There are verification steps at each juncture in the process. This is very important, particularly when the process of solving the problem takes an extended period of time. It would be bad to be days or weeks into a problem solving process before finding out that actions taken on day 2 to address an issue were found out not to be effective on day 6. That would be 4 days of wasted effort.
In all, the 8D process is actually very good and can be a wonderful tool to aid in solving an array of process or product problems.
How, then, can the process be implemented and utilized without having it become rote; a fill in the box process?
Be sure to give proper consideration to planning (D0) and defining the team (D1). The members of the team must be knowledgeable about the process or product, and must desire to see the problem solved.
Achieve consensus on the problem definition (D2) quantifiably.
Finally, consider not using an 8D form to document the 8D process. Document the output of the 8D process by its outputs that specifically address the problem. The outputs are a problem definition (D2), containment actions (D3), root cause (D4), permanent corrections (D5), corrective actions (D6) and preventive measures (D7). D0 and D1 are important to the process, but they don’t need to be on a form. Congratulating your team (D8) is important, but it doesn’t need to be documented on a form. It simply needs to be done. Don’t even call the form an 8D form. Call it a Corrective Action; call it a Problem Solving Form; call it Bob; just don’t call it an 8D Form.
There are other problem solving processes that can be followed as well. And the critical parts of the 8D process are, in all likelihood, the same critical parts for any problem solving process. Use a team of people who desire to see the problem solved, have the knowledge to do it, and can achieve consensus on a quantifiable problem definition. Spending time on these areas will greatly increase the chance of solving whatever process or product problem you face.
About the Author
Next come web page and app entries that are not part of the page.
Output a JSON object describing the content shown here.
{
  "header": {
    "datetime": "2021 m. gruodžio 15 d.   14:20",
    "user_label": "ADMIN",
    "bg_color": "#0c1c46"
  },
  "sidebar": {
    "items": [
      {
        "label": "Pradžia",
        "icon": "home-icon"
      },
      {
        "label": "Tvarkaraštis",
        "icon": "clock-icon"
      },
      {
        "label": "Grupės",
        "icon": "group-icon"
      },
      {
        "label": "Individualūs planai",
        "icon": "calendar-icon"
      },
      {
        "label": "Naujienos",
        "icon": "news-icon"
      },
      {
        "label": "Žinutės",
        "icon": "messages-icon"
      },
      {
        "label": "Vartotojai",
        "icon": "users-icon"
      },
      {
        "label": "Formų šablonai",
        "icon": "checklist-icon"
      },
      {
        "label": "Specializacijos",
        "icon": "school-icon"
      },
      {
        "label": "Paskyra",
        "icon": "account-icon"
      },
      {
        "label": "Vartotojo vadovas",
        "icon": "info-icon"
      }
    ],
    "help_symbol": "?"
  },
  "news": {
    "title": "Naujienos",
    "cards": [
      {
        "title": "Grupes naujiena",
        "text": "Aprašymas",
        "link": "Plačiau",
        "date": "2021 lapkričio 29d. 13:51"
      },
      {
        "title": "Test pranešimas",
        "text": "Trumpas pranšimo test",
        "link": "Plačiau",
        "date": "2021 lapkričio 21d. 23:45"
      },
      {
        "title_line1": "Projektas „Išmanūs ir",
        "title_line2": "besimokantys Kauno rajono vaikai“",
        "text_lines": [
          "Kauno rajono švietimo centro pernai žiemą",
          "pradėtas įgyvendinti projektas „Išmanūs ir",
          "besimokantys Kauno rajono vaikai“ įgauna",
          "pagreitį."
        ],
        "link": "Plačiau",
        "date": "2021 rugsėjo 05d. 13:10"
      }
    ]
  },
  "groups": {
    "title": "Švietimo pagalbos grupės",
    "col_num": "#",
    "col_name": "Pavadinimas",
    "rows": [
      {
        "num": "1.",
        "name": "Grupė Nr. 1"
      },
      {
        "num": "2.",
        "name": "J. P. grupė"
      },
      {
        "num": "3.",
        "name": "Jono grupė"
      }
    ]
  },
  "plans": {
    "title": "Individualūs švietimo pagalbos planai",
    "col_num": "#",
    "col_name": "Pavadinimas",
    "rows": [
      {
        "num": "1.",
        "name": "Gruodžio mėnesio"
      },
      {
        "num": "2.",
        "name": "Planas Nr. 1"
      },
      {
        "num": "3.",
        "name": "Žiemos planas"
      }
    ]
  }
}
Tim Wunder is Director of Quality Assurance for RESCO Electronics, a manufacturer of electronic assemblies and a value added reseller of auto ID equipment. Tim is a seasoned quality management professional with over 36 years of experience in the electronics industry, the past 12 in quality assurance. During his career Tim has implemented ISO 9001 compliant quality systems at four different RESCO facilities since 2004.
Tim is a graduate of Towson State University with a Bachelor of Science in both Mathematics and Computer Science. He is married with two sons and a daughter-in-law and currently resides in Maryland.